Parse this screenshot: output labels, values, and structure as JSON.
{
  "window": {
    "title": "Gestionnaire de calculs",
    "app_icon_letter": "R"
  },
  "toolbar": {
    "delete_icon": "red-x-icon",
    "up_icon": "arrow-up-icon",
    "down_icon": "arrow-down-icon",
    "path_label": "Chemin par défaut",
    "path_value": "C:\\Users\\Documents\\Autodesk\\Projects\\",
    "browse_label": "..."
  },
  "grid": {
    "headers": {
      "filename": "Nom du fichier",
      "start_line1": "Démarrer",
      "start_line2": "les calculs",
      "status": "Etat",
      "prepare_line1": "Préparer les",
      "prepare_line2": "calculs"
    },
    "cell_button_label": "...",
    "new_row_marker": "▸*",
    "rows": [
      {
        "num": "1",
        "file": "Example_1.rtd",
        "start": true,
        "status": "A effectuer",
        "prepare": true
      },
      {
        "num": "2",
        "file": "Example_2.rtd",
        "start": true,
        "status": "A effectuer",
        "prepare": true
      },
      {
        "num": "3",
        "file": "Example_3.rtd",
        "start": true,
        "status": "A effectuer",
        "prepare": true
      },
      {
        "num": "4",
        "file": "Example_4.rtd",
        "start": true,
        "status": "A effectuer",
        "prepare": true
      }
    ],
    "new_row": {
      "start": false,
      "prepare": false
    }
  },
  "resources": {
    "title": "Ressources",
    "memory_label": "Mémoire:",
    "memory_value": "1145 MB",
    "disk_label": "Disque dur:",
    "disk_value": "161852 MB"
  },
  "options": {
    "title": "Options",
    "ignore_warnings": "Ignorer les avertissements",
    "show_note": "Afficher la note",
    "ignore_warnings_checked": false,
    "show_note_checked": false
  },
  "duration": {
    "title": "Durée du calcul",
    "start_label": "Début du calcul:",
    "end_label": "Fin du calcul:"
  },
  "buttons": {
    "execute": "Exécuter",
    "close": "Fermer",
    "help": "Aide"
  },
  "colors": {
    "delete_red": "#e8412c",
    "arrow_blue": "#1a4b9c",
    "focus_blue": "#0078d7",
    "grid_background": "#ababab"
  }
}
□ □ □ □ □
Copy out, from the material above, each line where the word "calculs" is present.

    "title": "Gestionnaire de calculs",
      "start_line2": "les calculs",
      "prepare_line2": "calculs"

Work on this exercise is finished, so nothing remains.